Three anglers in a boat on a river
A group of friends around a picnic table
A guitarist playing around the campfire

For many anglers, fall is a magical time of the year, when trout become less wary and more eager to feed. As days grow shorter and nights grow crisper, fly fishers feel the urge to wring the most out of the season before winter closes in. To help you make the most of your fall adventures, we asked Ian, Mary, Austin, and Sav to share some of their best tips and tricks for the season. Use this advice to have more fun on the water, catch more fish, and create memories to help you get through those cold days when you’re stuck inside.

Two hands holding a fly-fishing rod while fishing

Favorite Fall Fly-Fishing Tips

An angler wearing many layers while fishing

How to Layer for Warmth for Fall Fishing

Orvis regional manager Mary Schaeffer shows you how to gear up to stay warm for fall fishing.

A close up image of fly rod and reel with fly

How to Make a Dry-Dropper Rig for Fall Trout

Orvis Asheville store manager Sav Sankaran demonstrates his favorite tandem rig for fall fishing. A medium-size, bushy attractor dry fly--such as an Orange Stimulator--will draw strikes from trout looking up, and it also serves as a strike indicator for the Pheasant Tail Nymph he uses as a dropper.

A hand holding an indicator

How to Fish Two Nymphs Under an Indicator

Orvis Asheville store manager Sav Sankaran demonstrates his favorite double-nymph rig for fishing under an indicator in fall. A heavy stonefly imitation--such as an Pat’s Rubberleg Stone--will get the flies down in the water column quickly. As a dropper pattern, Sav chooses a smaller beadhead pattern. For an indicator, he uses an Airlock Indicator because it is easy to put on, take off, and reposition, and it doesn’t kink your leader.
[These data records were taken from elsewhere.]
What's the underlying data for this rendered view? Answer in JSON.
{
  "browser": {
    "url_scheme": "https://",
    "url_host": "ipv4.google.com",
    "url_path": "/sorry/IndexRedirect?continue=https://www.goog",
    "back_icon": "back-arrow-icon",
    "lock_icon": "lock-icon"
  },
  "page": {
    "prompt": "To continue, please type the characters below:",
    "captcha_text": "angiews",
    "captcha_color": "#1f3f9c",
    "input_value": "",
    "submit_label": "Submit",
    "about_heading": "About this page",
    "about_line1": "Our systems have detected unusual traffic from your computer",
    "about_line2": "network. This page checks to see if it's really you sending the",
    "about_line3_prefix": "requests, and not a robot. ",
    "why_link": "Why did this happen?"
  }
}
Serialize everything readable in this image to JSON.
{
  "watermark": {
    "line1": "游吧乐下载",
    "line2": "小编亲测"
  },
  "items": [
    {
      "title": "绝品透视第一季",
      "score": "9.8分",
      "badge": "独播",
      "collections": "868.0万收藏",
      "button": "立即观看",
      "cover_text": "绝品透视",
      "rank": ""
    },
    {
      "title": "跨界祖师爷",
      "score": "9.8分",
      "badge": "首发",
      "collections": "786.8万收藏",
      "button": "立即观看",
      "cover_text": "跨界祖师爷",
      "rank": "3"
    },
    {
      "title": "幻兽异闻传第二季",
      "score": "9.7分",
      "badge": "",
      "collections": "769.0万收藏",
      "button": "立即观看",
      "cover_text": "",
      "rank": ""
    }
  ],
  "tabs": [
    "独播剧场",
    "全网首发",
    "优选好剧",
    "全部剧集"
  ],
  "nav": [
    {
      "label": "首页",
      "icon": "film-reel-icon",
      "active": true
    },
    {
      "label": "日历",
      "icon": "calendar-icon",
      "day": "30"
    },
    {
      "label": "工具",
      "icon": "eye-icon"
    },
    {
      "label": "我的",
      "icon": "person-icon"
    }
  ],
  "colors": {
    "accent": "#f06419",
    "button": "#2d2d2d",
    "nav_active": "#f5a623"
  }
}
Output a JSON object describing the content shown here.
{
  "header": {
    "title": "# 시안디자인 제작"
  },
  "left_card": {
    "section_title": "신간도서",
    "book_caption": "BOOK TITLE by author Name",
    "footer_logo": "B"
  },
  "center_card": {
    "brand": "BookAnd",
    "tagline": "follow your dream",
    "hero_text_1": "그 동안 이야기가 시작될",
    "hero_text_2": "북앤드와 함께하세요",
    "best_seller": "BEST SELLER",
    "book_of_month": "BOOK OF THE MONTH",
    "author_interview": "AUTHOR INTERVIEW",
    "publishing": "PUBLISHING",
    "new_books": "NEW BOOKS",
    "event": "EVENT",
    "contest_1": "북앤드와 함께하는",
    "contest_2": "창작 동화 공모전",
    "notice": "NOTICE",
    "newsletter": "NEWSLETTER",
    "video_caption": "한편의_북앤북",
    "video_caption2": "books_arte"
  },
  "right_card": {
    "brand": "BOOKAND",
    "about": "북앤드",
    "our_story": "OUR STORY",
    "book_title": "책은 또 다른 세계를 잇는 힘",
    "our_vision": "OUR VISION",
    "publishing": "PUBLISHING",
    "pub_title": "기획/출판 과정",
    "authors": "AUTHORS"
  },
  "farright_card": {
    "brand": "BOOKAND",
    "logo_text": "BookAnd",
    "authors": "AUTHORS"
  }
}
A close up of a fly-fishing fly held in pliers

Ian’s Top 5 Flies for Fall

Orvis Charlotte store manager Ian Huang shares his five favorite flies for fall trout fishing.